# DIRECTIONS FOR THIS TASK
Find the word "JSON" in the data. Return every line where it appears.

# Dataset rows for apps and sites

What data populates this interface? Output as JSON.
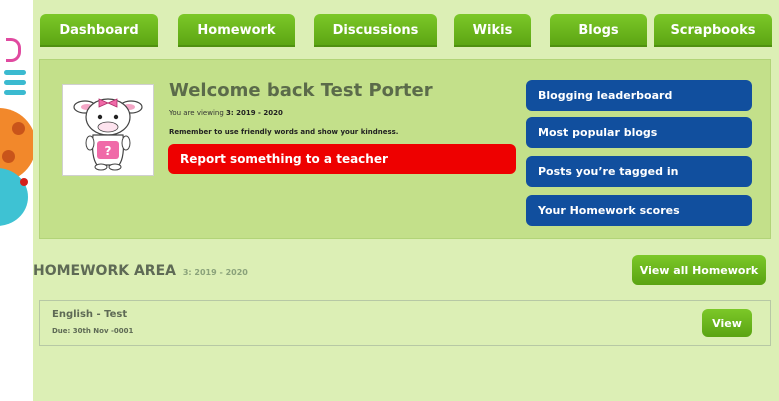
{
  "nav": {
    "tabs": [
      {
        "label": "Dashboard"
      },
      {
        "label": "Homework"
      },
      {
        "label": "Discussions"
      },
      {
        "label": "Wikis"
      },
      {
        "label": "Blogs"
      },
      {
        "label": "Scrapbooks"
      }
    ]
  },
  "welcome": {
    "title": "Welcome back Test Porter",
    "viewing_prefix": "You are viewing",
    "viewing_value": "3: 2019 - 2020",
    "reminder": "Remember to use friendly words and show your kindness.",
    "report_label": "Report something to a teacher",
    "links": [
      {
        "label": "Blogging leaderboard"
      },
      {
        "label": "Most popular blogs"
      },
      {
        "label": "Posts you’re tagged in"
      },
      {
        "label": "Your Homework scores"
      }
    ]
  },
  "homework": {
    "heading": "HOMEWORK AREA",
    "subheading": "3: 2019 - 2020",
    "view_all_label": "View all Homework",
    "items": [
      {
        "title": "English - Test",
        "due": "Due: 30th Nov -0001",
        "view_label": "View"
      }
    ]
  },
  "colors": {
    "tab_green": "#6bb51e",
    "panel_bg": "#dcefb5",
    "welcome_bg": "#c3e08a",
    "link_blue": "#114f9e",
    "report_red": "#ee0000"
  }
}
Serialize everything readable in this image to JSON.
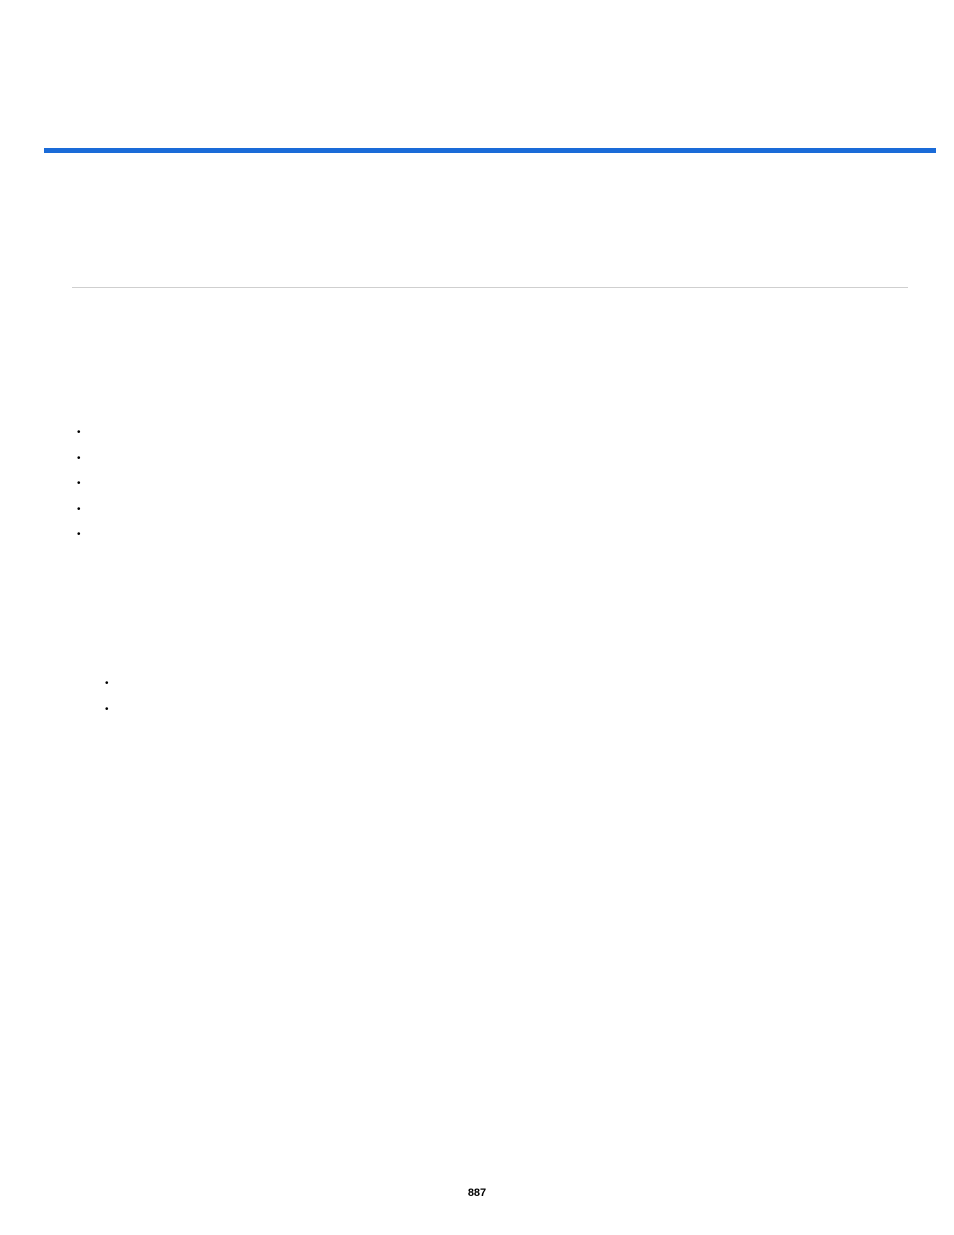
{
  "page_number": "887",
  "accent_color": "#1a6bd8",
  "bullet_group_1": [
    "",
    "",
    "",
    "",
    ""
  ],
  "bullet_group_2": [
    "",
    ""
  ]
}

# ANSWER SECTION
What data populates this interface? Output as JSON.
Serialize everything readable in this image to JSON.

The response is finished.